Introduction: status and future of modelling physical-biological interactions during the early life of fishes
|Author(s)||Gallego A1, North E2, Petitgas Pierre3|
|Affiliation(s)||1 : FRS Marine Lab, Aberdeen AB11 9DB, Scotland.
2 : Univ Maryland, Horn Point Lab, Ctr Environm Sci, Cambridge, MD 21613 USA.
3 : IFREMER, Ctr Nantes, F-44311 Nantes, France.
|Source||Marine Ecology Progress Series (0171-8630) (Inter-Research), 2007-10 , Vol. 347 , P. 122-126|
|WOS© Times Cited||47|
|Keyword(s)||Workshop, Individual based methods, Larvae, Eggs, Fish, Biophysical modelling|

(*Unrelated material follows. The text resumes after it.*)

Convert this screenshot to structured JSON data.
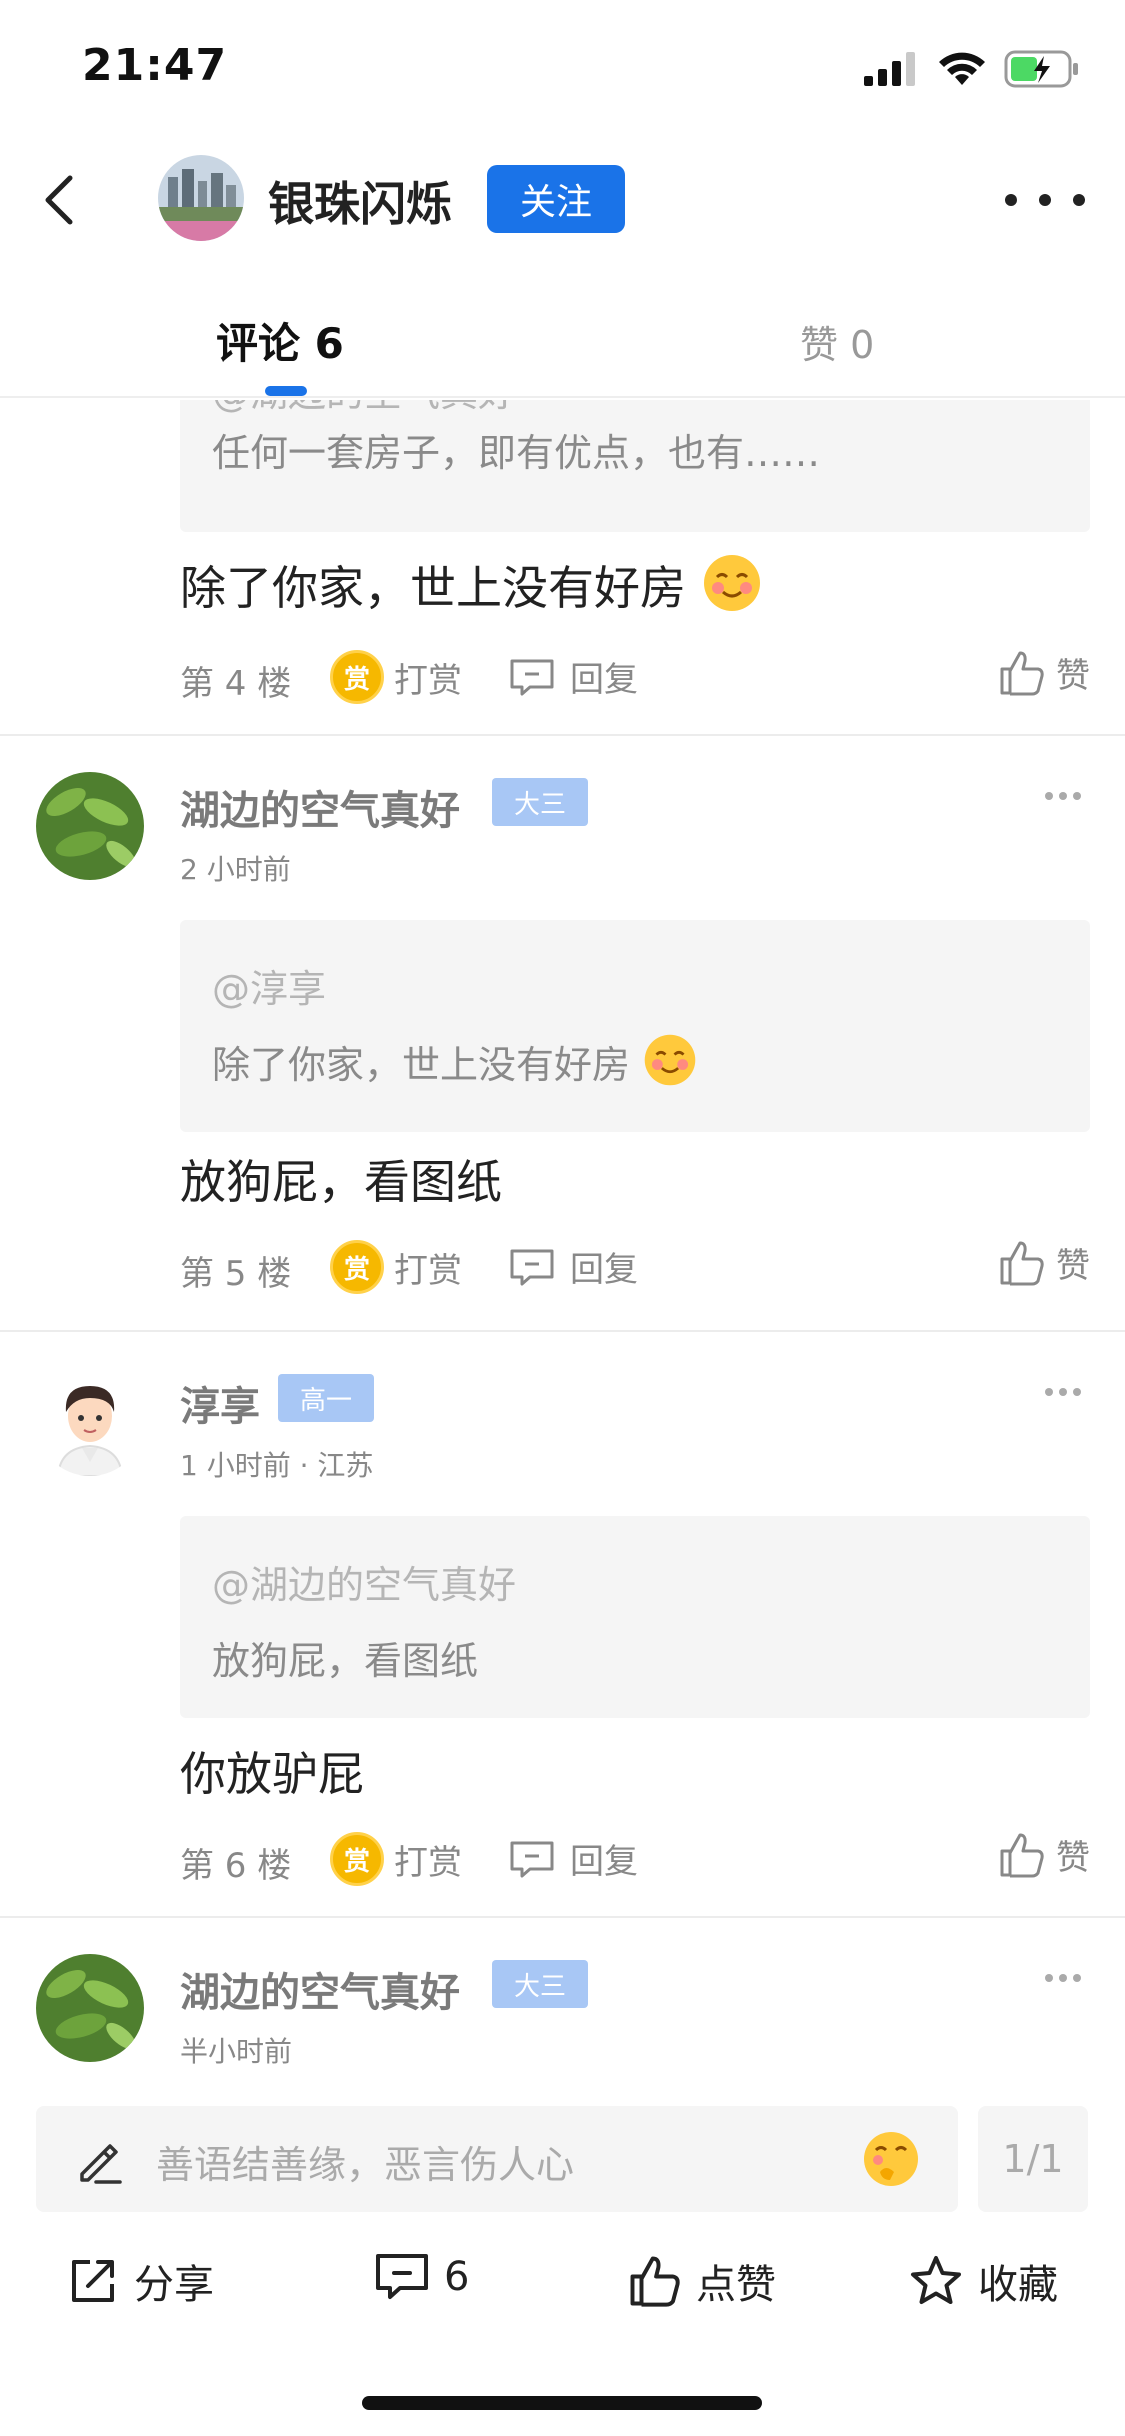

|Abstract||Modelling physical-biological interactions in the early life of fish is becoming an integral part of theoretical and applied marine ecology. A workshop on 'Advancements in modelling physical-biological interactions in fish early-life history' (WKAMF) was held in April 2006 to review recent developments and identify future research directions. Here we provide an overview of the information presented at WKAMF (some of which is published in this Theme Section), discussions that took place at the workshop, and the authors' perspectives as workshop co-Chairs. The major themes identified at the workshop were the need for enhanced model validation and sensitivity methods and improved understanding of physical and biological processes. Using the appropriate level of model complexity required for each model application is important; developing quantitative consistency of model results with good quality observational data is critical. In addition, improving our prediction of physical processes, such as circulation patterns and turbulence, will advance our knowledge of fish early life, as will a better understanding of biological processes like mortality, behaviour, and energetics. The latter stage-dependent, often species-specific, processes pose particular challenges, although technical advances in field and laboratory observations are likely to result in considerable progress in the near future. Finally, there is a clear requirement for interdisciplinary collaboration between modellers, field scientists and laboratory scientists. Studies receiving input from a wide range of disciplines will increase our understanding of fish early-life ecology and prediction of recruitment to fish populations.|